"It's time for it to end, " Smith, 42, said Monday. "And this is a good way to end it. I have no desire to go back there. I'd feel more like a target."
The NAACP, which has backed the black employees from the start, also supports the settlement.
In a letter addressed today to County Commission Chairwoman Lori Parrish, Fort Lauderdale NAACP President Roosevelt Walters said he is "satisfied with the efforts that the Clerk's office has recently made to promote African Americans."
In a five-page letter to County Administrator Roger Desjarlais, Lockwood -- once described by his wife as an excellent chess player -- asked county commissioners to pay most of the settlement and laid out his reasons for forfeiting the game.

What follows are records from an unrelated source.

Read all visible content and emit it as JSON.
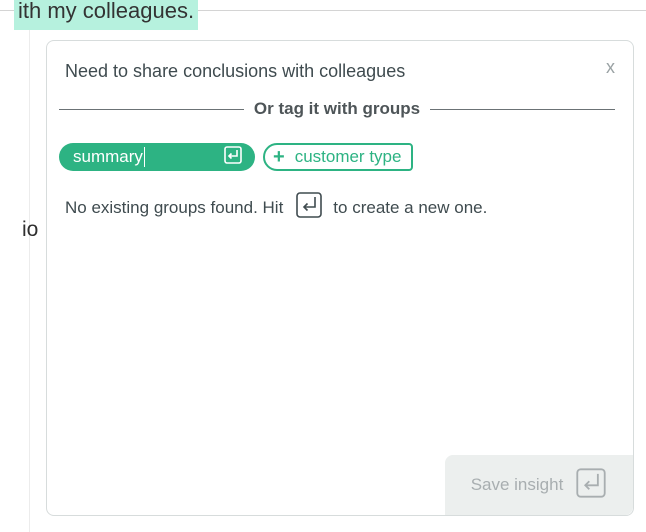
{
  "background": {
    "highlighted_text": "ith my colleagues.",
    "fragment_text": "io"
  },
  "popup": {
    "title": "Need to share conclusions with colleagues",
    "close_label": "x",
    "divider_text": "Or tag it with groups",
    "tag_input_value": "summary",
    "tag_suggestion_label": "customer type",
    "add_icon": "plus-icon",
    "enter_icon": "enter-key-icon",
    "hint_prefix": "No existing groups found. Hit",
    "hint_suffix": "to create a new one.",
    "save_button_label": "Save insight"
  },
  "colors": {
    "accent": "#2db383",
    "highlight": "#b6f1de",
    "button_bg": "#ecefee",
    "button_text": "#a8aeb0"
  }
}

He said preparation and costs for a two- or three-month trial could exceed $975,000 and the 100 estimated depositions would make for a "tremendous amount of lost staff hours." Lockwood's lawyers also worry that U.S. District Judge Norman Roettger will refuse to separate the cases and let one jury decide all 29 individual claims.
"The jury could conceivably draw the inference -- even though it should not -- that the sheer number of plaintiffs implies that discrimination must have occurred, " Lockwood explained.
Should Lockwood's office lose at trial, damages could exceed $8.7 million, not including attorneys fees, lawyers agreed.
The settlement calls for payouts of $1,175,000 in the case against the clerk's office and another $150,000 (already paid) in the cases against Lockwood and his seven supervisors sued as individuals.
Lockwood has agreed to pay $280,000 from his own budgets over the next two years, but asks county commissioners to approve an additional $995,000 to cover the balance.
Of the total, attorneys said the 29 plaintiffs -- 20 of whom are still employed by Lockwood -- will divide $545,000. Most will receive $10,000, said Brian Nieman, who helped represent the black employees. Several -- including Smith -- are to receive substantially larger amounts.
Lockwood's attorney, John Gronda, said his client made a politically difficult but correct decision.
"I think Bob did the courageous thing here, " Gronda said. "He could have taken the bull's-eye off his back if he just said no and fought it. He knows what he did is not necessarily the politically correct thing to do. I think he deserves a lot of credit."